Another potential advantage is that our attempts to raise resistance to SAR121, by challenging parasites with suboptimal doses over a 2-year period, was almost "mission impossible". The resistance that eventually appeared was extremely limited. This suggests SAR121 should be highly unlikely to induce resistance in the field. Together, these factors make SAR121 exceptional in the current landscape of drug candidates.
3. What process was followed to discover this promising compound?
Didier: Sanofi took a different approach from everyone else, which they called ‘orthology’-based screening. Usually we start by screening a large library of up to one million molecules against the parasite; this is like looking for a needle in a haystack. Sanofi instead picked out compounds from their in-house collection that were from families already known to hit targets from other therapeutic areas (and therefore potentially more likely to be active against malaria).
A total of 66 common targets were identified between Plasmodium parasites and human diseases. For each target, a variety of different compounds were picked, some potent against the human target, and others that were similar, but less potent. This gave a library of around 1,000 compounds, which were then tested on the parasite. Usual screening procedures give a ‘hit rate’ for activity of less than 0.1%. Following this orthology-based screening process, the hit rate was 15%.

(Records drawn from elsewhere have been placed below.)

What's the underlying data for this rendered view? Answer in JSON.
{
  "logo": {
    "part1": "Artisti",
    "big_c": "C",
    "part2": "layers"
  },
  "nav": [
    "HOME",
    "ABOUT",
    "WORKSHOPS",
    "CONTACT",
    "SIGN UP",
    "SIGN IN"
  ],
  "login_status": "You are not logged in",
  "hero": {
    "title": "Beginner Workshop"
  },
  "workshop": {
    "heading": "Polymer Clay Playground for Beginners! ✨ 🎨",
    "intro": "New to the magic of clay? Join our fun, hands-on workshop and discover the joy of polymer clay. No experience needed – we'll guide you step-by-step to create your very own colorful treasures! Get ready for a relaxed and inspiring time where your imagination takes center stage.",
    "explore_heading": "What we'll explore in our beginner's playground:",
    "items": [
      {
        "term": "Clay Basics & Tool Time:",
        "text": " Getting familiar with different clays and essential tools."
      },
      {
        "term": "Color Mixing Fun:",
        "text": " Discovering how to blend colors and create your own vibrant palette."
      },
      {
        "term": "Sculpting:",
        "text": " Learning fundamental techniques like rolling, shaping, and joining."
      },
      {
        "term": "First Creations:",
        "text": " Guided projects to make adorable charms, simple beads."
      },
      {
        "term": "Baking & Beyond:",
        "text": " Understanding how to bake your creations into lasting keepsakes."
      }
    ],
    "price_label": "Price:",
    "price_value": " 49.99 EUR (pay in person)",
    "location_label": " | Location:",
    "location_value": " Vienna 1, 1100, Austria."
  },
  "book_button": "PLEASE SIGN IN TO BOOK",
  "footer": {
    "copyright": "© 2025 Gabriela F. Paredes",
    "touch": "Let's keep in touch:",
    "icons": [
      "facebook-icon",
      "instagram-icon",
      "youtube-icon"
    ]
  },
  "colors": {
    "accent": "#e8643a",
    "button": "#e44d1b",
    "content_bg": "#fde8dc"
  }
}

Using medicinal chemistry, these hits were modified to make new compounds. The best performing compounds were more specific for the parasite and less specific for human cells, giving a lower likelihood of side effects. Molecules were then optimized to increase their half-life1 in vivo and to make sure the final candidate was as potent as possible.
4. How has the MMV and Sanofi partnership helped the drug discovery efforts?
Dider: Having the right team is important. Over the last 5 years we have also been fortunate to have Sir Simon Campbell working with us as a mentor. He brings over 50 years’ experience in drug development. The team had exceptional motivation and commitment, were hard working, and understood and appreciated each other. This is important, since in the 9-year journey there were always difficult lessons to be learned along the way. One of our best insights came from an unknown compound that the team decided to identify: attention to detail and a willingness to explore the unknown, and to persevere, are critical in drug discovery.
Alain: Throughout the project there was super team spirit and enthusiasm, and the team benefited greatly from MMV’s and Sanofi’s wide network of experts.
1. Half-life: the period of time required for the concentration or amount of drug in the body to be reduced by one-half